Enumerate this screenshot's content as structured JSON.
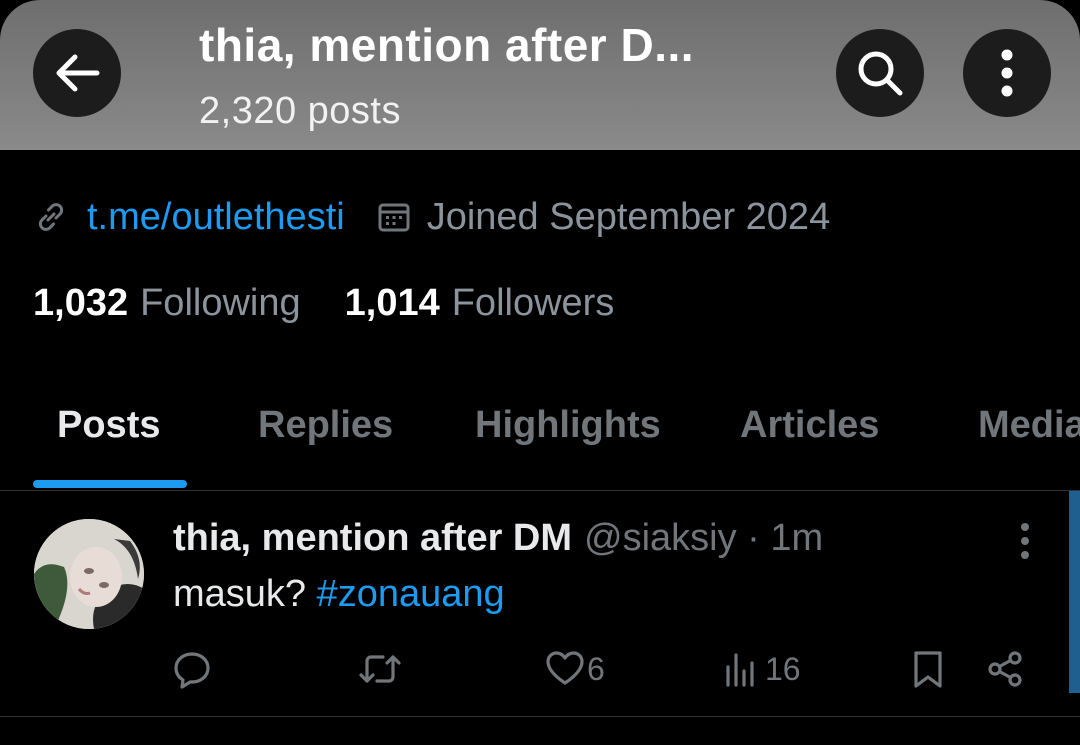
{
  "header": {
    "title": "thia, mention after D...",
    "post_count": "2,320 posts",
    "icons": {
      "back": "arrow-left-icon",
      "search": "search-icon",
      "more": "more-vertical-icon"
    }
  },
  "profile": {
    "link": "t.me/outlethesti",
    "joined": "Joined September 2024",
    "following_count": "1,032",
    "following_label": "Following",
    "followers_count": "1,014",
    "followers_label": "Followers"
  },
  "tabs": [
    {
      "label": "Posts",
      "active": true
    },
    {
      "label": "Replies",
      "active": false
    },
    {
      "label": "Highlights",
      "active": false
    },
    {
      "label": "Articles",
      "active": false
    },
    {
      "label": "Media",
      "active": false
    }
  ],
  "post": {
    "author_name": "thia, mention after DM",
    "handle_time": "@siaksiy · 1m",
    "text": "masuk? ",
    "hashtag": "#zonauang",
    "likes": "6",
    "views": "16"
  },
  "colors": {
    "accent": "#1d9bf0",
    "muted": "#71767b",
    "background": "#000000"
  }
}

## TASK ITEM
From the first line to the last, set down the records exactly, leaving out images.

## RESULT BELOW
Enumerate this screenshot's content as structured JSON.
{
  "header": {
    "title": "thia, mention after D...",
    "post_count": "2,320 posts",
    "icons": {
      "back": "arrow-left-icon",
      "search": "search-icon",
      "more": "more-vertical-icon"
    }
  },
  "profile": {
    "link": "t.me/outlethesti",
    "joined": "Joined September 2024",
    "following_count": "1,032",
    "following_label": "Following",
    "followers_count": "1,014",
    "followers_label": "Followers"
  },
  "tabs": [
    {
      "label": "Posts",
      "active": true
    },
    {
      "label": "Replies",
      "active": false
    },
    {
      "label": "Highlights",
      "active": false
    },
    {
      "label": "Articles",
      "active": false
    },
    {
      "label": "Media",
      "active": false
    }
  ],
  "post": {
    "author_name": "thia, mention after DM",
    "handle_time": "@siaksiy · 1m",
    "text": "masuk? ",
    "hashtag": "#zonauang",
    "likes": "6",
    "views": "16"
  },
  "colors": {
    "accent": "#1d9bf0",
    "muted": "#71767b",
    "background": "#000000"
  }
}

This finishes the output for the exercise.